## Task objective
All the data must be output exactly as given.

————

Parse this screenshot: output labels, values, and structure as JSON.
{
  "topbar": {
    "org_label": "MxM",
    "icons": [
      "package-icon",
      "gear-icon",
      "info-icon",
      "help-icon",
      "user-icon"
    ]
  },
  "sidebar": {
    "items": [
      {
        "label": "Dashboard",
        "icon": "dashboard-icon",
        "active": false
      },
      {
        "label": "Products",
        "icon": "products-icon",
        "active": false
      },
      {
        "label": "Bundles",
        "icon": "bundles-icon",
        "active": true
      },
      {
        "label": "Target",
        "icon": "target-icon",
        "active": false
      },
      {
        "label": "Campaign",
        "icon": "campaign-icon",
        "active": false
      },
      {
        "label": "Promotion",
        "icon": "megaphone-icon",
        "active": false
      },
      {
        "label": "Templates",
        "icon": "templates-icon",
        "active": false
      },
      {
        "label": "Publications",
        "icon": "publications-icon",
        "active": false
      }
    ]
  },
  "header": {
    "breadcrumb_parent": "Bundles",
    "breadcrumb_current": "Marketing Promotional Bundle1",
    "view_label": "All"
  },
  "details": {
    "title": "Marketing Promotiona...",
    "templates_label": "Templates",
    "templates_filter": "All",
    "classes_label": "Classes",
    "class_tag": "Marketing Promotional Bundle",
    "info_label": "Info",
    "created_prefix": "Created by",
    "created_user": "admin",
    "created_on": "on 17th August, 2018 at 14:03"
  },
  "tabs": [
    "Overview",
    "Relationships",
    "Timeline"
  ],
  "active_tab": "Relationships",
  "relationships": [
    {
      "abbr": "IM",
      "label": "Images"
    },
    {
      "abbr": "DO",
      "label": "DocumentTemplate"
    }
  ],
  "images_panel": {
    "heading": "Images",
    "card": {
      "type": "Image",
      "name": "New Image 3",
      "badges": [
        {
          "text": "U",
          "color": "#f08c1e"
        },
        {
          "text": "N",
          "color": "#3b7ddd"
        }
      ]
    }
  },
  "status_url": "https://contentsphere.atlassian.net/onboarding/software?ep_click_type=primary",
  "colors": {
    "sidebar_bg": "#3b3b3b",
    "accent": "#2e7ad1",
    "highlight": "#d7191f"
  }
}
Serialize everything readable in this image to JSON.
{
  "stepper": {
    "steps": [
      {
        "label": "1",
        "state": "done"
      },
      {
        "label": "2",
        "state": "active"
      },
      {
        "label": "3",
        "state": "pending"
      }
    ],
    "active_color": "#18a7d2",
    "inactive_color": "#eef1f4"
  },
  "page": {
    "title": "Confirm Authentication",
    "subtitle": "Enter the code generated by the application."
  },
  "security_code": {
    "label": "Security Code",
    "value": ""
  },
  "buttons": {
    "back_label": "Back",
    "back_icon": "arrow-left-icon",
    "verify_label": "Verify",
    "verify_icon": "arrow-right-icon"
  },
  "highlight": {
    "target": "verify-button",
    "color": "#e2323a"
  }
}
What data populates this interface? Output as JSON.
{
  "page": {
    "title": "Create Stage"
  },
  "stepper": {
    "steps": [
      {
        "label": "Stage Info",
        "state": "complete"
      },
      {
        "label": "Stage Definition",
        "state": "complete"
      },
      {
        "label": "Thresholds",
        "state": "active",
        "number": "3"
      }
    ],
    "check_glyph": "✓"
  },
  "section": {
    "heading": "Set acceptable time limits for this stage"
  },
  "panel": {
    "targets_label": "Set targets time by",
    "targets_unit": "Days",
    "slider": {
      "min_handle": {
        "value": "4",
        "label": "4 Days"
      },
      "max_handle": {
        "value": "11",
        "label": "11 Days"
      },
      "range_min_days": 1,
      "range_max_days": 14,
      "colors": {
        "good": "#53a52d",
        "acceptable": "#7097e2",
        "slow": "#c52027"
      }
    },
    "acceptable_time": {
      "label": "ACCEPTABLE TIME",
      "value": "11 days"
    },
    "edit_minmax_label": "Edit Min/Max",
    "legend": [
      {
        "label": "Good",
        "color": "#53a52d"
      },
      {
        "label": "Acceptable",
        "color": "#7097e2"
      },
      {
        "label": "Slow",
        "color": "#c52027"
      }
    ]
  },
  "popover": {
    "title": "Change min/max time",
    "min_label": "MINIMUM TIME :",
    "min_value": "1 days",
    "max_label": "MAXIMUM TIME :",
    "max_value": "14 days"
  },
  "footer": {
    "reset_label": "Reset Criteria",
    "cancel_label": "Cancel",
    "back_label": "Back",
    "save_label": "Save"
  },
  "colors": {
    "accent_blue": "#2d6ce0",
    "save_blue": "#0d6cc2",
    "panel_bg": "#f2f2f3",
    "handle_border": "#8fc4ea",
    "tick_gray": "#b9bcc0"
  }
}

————

## Response to this task
Parse this screenshot: output labels, values, and structure as JSON.
{
  "topbar": {
    "org_label": "MxM",
    "icons": [
      "package-icon",
      "gear-icon",
      "info-icon",
      "help-icon",
      "user-icon"
    ]
  },
  "sidebar": {
    "items": [
      {
        "label": "Dashboard",
        "icon": "dashboard-icon",
        "active": false
      },
      {
        "label": "Products",
        "icon": "products-icon",
        "active": false
      },
      {
        "label": "Bundles",
        "icon": "bundles-icon",
        "active": true
      },
      {
        "label": "Target",
        "icon": "target-icon",
        "active": false
      },
      {
        "label": "Campaign",
        "icon": "campaign-icon",
        "active": false
      },
      {
        "label": "Promotion",
        "icon": "megaphone-icon",
        "active": false
      },
      {
        "label": "Templates",
        "icon": "templates-icon",
        "active": false
      },
      {
        "label": "Publications",
        "icon": "publications-icon",
        "active": false
      }
    ]
  },
  "header": {
    "breadcrumb_parent": "Bundles",
    "breadcrumb_current": "Marketing Promotional Bundle1",
    "view_label": "All"
  },
  "details": {
    "title": "Marketing Promotiona...",
    "templates_label": "Templates",
    "templates_filter": "All",
    "classes_label": "Classes",
    "class_tag": "Marketing Promotional Bundle",
    "info_label": "Info",
    "created_prefix": "Created by",
    "created_user": "admin",
    "created_on": "on 17th August, 2018 at 14:03"
  },
  "tabs": [
    "Overview",
    "Relationships",
    "Timeline"
  ],
  "active_tab": "Relationships",
  "relationships": [
    {
      "abbr": "IM",
      "label": "Images"
    },
    {
      "abbr": "DO",
      "label": "DocumentTemplate"
    }
  ],
  "images_panel": {
    "heading": "Images",
    "card": {
      "type": "Image",
      "name": "New Image 3",
      "badges": [
        {
          "text": "U",
          "color": "#f08c1e"
        },
        {
          "text": "N",
          "color": "#3b7ddd"
        }
      ]
    }
  },
  "status_url": "https://contentsphere.atlassian.net/onboarding/software?ep_click_type=primary",
  "colors": {
    "sidebar_bg": "#3b3b3b",
    "accent": "#2e7ad1",
    "highlight": "#d7191f"
  }
}
Serialize everything readable in this image to JSON.
{
  "stepper": {
    "steps": [
      {
        "label": "1",
        "state": "done"
      },
      {
        "label": "2",
        "state": "active"
      },
      {
        "label": "3",
        "state": "pending"
      }
    ],
    "active_color": "#18a7d2",
    "inactive_color": "#eef1f4"
  },
  "page": {
    "title": "Confirm Authentication",
    "subtitle": "Enter the code generated by the application."
  },
  "security_code": {
    "label": "Security Code",
    "value": ""
  },
  "buttons": {
    "back_label": "Back",
    "back_icon": "arrow-left-icon",
    "verify_label": "Verify",
    "verify_icon": "arrow-right-icon"
  },
  "highlight": {
    "target": "verify-button",
    "color": "#e2323a"
  }
}
What data populates this interface? Output as JSON.
{
  "page": {
    "title": "Create Stage"
  },
  "stepper": {
    "steps": [
      {
        "label": "Stage Info",
        "state": "complete"
      },
      {
        "label": "Stage Definition",
        "state": "complete"
      },
      {
        "label": "Thresholds",
        "state": "active",
        "number": "3"
      }
    ],
    "check_glyph": "✓"
  },
  "section": {
    "heading": "Set acceptable time limits for this stage"
  },
  "panel": {
    "targets_label": "Set targets time by",
    "targets_unit": "Days",
    "slider": {
      "min_handle": {
        "value": "4",
        "label": "4 Days"
      },
      "max_handle": {
        "value": "11",
        "label": "11 Days"
      },
      "range_min_days": 1,
      "range_max_days": 14,
      "colors": {
        "good": "#53a52d",
        "acceptable": "#7097e2",
        "slow": "#c52027"
      }
    },
    "acceptable_time": {
      "label": "ACCEPTABLE TIME",
      "value": "11 days"
    },
    "edit_minmax_label": "Edit Min/Max",
    "legend": [
      {
        "label": "Good",
        "color": "#53a52d"
      },
      {
        "label": "Acceptable",
        "color": "#7097e2"
      },
      {
        "label": "Slow",
        "color": "#c52027"
      }
    ]
  },
  "popover": {
    "title": "Change min/max time",
    "min_label": "MINIMUM TIME :",
    "min_value": "1 days",
    "max_label": "MAXIMUM TIME :",
    "max_value": "14 days"
  },
  "footer": {
    "reset_label": "Reset Criteria",
    "cancel_label": "Cancel",
    "back_label": "Back",
    "save_label": "Save"
  },
  "colors": {
    "accent_blue": "#2d6ce0",
    "save_blue": "#0d6cc2",
    "panel_bg": "#f2f2f3",
    "handle_border": "#8fc4ea",
    "tick_gray": "#b9bcc0"
  }
}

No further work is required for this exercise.